At that point, minor complications on set — like ditching scenes when he wasn’t vibing with them — seem par for the course. “In the middle of the scene, he’ll just walk away and walk out,” Phillips said. “And the poor other actor thinks it’s them and it was never them — it was always him, and he just wasn’t feeling it.” But then “we’ll take a walk and we’ll come back and we’ll do it,” Phillips said. But it’s not like he was overly difficult for his co-stars. “Joaquin was very intense in what he was doing, as it should be, as he should be,” said Robert De Niro, who plays a self-referential talk show host. “There’s nothing to talk about, personally, on the side, ‘Let’s have coffee.’ Let’s just do the stuff.”

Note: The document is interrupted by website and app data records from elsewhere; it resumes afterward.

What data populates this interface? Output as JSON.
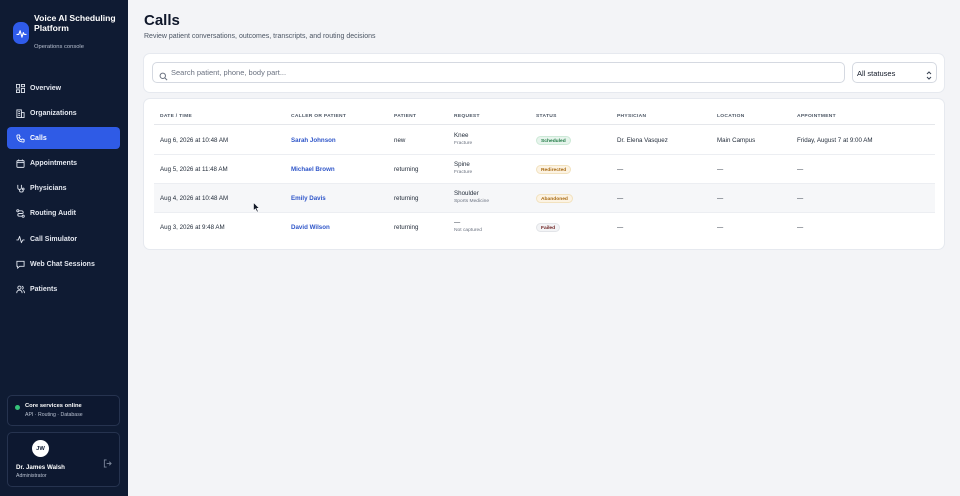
{
  "app": {
    "title": "Voice AI Scheduling Platform",
    "subtitle": "Operations console"
  },
  "nav": [
    {
      "label": "Overview",
      "icon": "grid-icon",
      "active": false
    },
    {
      "label": "Organizations",
      "icon": "building-icon",
      "active": false
    },
    {
      "label": "Calls",
      "icon": "phone-icon",
      "active": true
    },
    {
      "label": "Appointments",
      "icon": "calendar-icon",
      "active": false
    },
    {
      "label": "Physicians",
      "icon": "stethoscope-icon",
      "active": false
    },
    {
      "label": "Routing Audit",
      "icon": "routing-icon",
      "active": false
    },
    {
      "label": "Call Simulator",
      "icon": "pulse-icon",
      "active": false
    },
    {
      "label": "Web Chat Sessions",
      "icon": "chat-icon",
      "active": false
    },
    {
      "label": "Patients",
      "icon": "users-icon",
      "active": false
    }
  ],
  "system_status": {
    "title": "Core services online",
    "detail": "API · Routing · Database",
    "color": "#36c27a"
  },
  "user": {
    "initials": "JW",
    "name": "Dr. James Walsh",
    "role": "Administrator"
  },
  "page": {
    "title": "Calls",
    "subtitle": "Review patient conversations, outcomes, transcripts, and routing decisions"
  },
  "search": {
    "placeholder": "Search patient, phone, body part...",
    "value": ""
  },
  "status_filter": {
    "selected": "All statuses"
  },
  "table": {
    "columns": [
      "DATE / TIME",
      "CALLER OR PATIENT",
      "PATIENT",
      "REQUEST",
      "STATUS",
      "PHYSICIAN",
      "LOCATION",
      "APPOINTMENT"
    ],
    "rows": [
      {
        "datetime": "Aug 6, 2026 at 10:48 AM",
        "caller": "Sarah Johnson",
        "patient": "new",
        "request": "Knee",
        "request_detail": "Fracture",
        "status": "Scheduled",
        "status_style": "scheduled",
        "physician": "Dr. Elena Vasquez",
        "location": "Main Campus",
        "appointment": "Friday, August 7 at 9:00 AM"
      },
      {
        "datetime": "Aug 5, 2026 at 11:48 AM",
        "caller": "Michael Brown",
        "patient": "returning",
        "request": "Spine",
        "request_detail": "Fracture",
        "status": "Redirected",
        "status_style": "redirected",
        "physician": "—",
        "location": "—",
        "appointment": "—"
      },
      {
        "datetime": "Aug 4, 2026 at 10:48 AM",
        "caller": "Emily Davis",
        "patient": "returning",
        "request": "Shoulder",
        "request_detail": "Sports Medicine",
        "status": "Abandoned",
        "status_style": "abandoned",
        "physician": "—",
        "location": "—",
        "appointment": "—"
      },
      {
        "datetime": "Aug 3, 2026 at 9:48 AM",
        "caller": "David Wilson",
        "patient": "returning",
        "request": "—",
        "request_detail": "Not captured",
        "status": "Failed",
        "status_style": "failed",
        "physician": "—",
        "location": "—",
        "appointment": "—"
      }
    ]
  },
  "colors": {
    "sidebar": "#0f1b33",
    "accent": "#2f5be6",
    "link": "#2f56c9",
    "scheduled": "#1f7a44",
    "redirected": "#a86a12",
    "abandoned": "#a86a12",
    "failed": "#6b1d1d"
  }
}
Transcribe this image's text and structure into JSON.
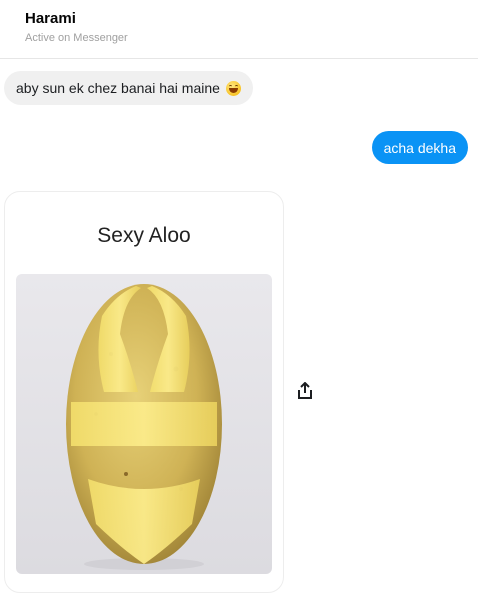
{
  "header": {
    "contact_name": "Harami",
    "status": "Active on Messenger"
  },
  "messages": [
    {
      "direction": "incoming",
      "text": "aby sun ek chez banai hai maine",
      "emoji": "smiling-face-emoji"
    },
    {
      "direction": "outgoing",
      "text": "acha dekha"
    }
  ],
  "shared_image": {
    "title": "Sexy Aloo",
    "subject": "potato-in-bikini-photo"
  },
  "actions": {
    "share_icon": "share-icon"
  },
  "colors": {
    "outgoing_bubble": "#0a93f5",
    "incoming_bubble": "#f0f0f0",
    "background": "#ffffff"
  }
}
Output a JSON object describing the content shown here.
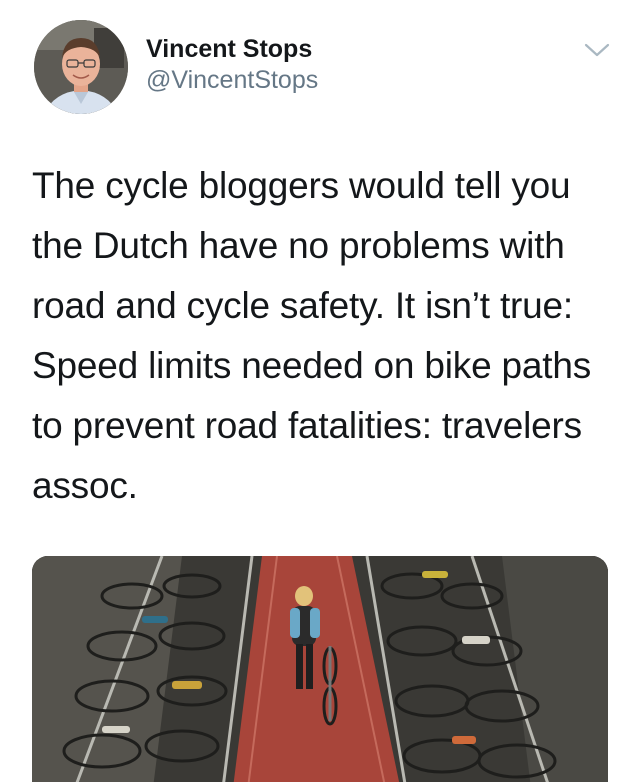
{
  "tweet": {
    "author": {
      "display_name": "Vincent Stops",
      "handle": "@VincentStops",
      "avatar_icon": "profile-photo"
    },
    "menu_icon": "chevron-down-icon",
    "text": "The cycle bloggers would tell you the Dutch have no problems with road and cycle safety. It isn’t true: Speed limits needed on bike paths to prevent road fatalities: travelers assoc.",
    "media": {
      "kind": "photo",
      "subject": "bicycle-parking-photo"
    }
  },
  "colors": {
    "text": "#14171a",
    "secondary": "#657786",
    "caret": "#aab8c2",
    "path": "#a8453a"
  }
}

In fact, Phoenix was so committed to the character study side of the film that the comic elements were road bumps rather than perks. “He never liked saying the name Thomas Wayne,” Phillips said. Makes sense that this Joker will never meet Robert Pattinson's Batman. “It would have been easier for him if the movie was called ‘Arthur’ and had nothing to do with any of that stuff. But in the long run, I think he got it and appreciated it.”
Will fans appreciate Phoenix’s sacrifice and Phillips’ vision of the infamous character? Or will Phoenix’s idea of the villain, heavy and strange, go unfulfilled? Audiences can see for themselves when Joker hits theaters on Oct. 4.